Coming in at #56 is Yankees legendary backstop Yogi Berra. No player in history had more playoff success than Berra. He won a surreal 10 World Series titles with Yankees and played in 14 World Series overall. Both are the most in history. He is the all-time World Series leader in hits, doubles, and plate appearances. He’s second all-time in RBIs, runs, total bases, and third all-time in home runs and walks. While Yogi is synonymous with the World Series, his regular-season accomplishments are nothing to scoff at. Berra won three American League MVPs which are tied for the most in AL history and tied for the second-most in MLB history. His 1,430 RBIs are the record by a catcher and he ranks third among catchers in runs and fourth in home runs. His 18 all-star selections are four more than any other catcher in history. Yogi joins Joe DiMaggio as the only two players in history regardless of position with at least 1,430 career RBIs, 350 home runs, and fewer than 420 strikeouts.
Coming at #57 is Astros first baseman Jeff Bagwell. Bagwell’s career is marked not by robust career numbers—although they are impressive—but by his ridiculous per-162 game totals. Bagwell joins Ted Williams as the only two players since 1940 with 162 game averages of at least 114 runs, 114 RBIs, and a .400 on-base percentage. He’s the only player in history to play 2,150 games or less and reach 1,500 runs and 1,500 RBIs. Bagwell is the first player since 1931— and only the third player in history along with Babe Ruth and Lou Gehrig—with back-to-back 140-run seasons. He’s the only player since 1936 to reach 152 runs in a single season.
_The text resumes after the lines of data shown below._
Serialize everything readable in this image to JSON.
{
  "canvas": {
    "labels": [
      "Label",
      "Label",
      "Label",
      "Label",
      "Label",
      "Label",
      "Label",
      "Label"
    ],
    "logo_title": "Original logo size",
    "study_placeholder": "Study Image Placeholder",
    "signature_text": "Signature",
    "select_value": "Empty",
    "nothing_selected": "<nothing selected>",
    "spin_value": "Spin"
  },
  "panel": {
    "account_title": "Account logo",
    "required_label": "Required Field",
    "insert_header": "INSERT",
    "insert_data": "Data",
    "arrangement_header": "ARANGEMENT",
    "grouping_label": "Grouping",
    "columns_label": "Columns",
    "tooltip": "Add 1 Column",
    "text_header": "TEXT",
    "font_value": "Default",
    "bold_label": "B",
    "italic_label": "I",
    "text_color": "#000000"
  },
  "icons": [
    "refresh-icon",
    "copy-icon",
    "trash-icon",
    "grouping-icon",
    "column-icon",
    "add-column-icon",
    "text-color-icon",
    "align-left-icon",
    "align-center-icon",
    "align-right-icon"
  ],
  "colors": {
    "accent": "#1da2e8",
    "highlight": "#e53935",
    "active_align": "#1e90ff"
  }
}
He’s the only player since 1949 with at least 143 runs and 143 walks in the same season, joining Babe Ruth and Ted Williams as the only players ever to do it. He’s one of only four players since 1950 with 1,500 runs, a 149 ops+ and a .405 on-base %, and he’s the only first baseman since the dead-ball era with 1,500 career runs and a 149 ops+. Bagwell won the NL MVP in 1994 when became just the third player since 1927 along with Barry Bonds and Mark McGwire with a single-season slugging percentage of at least .750.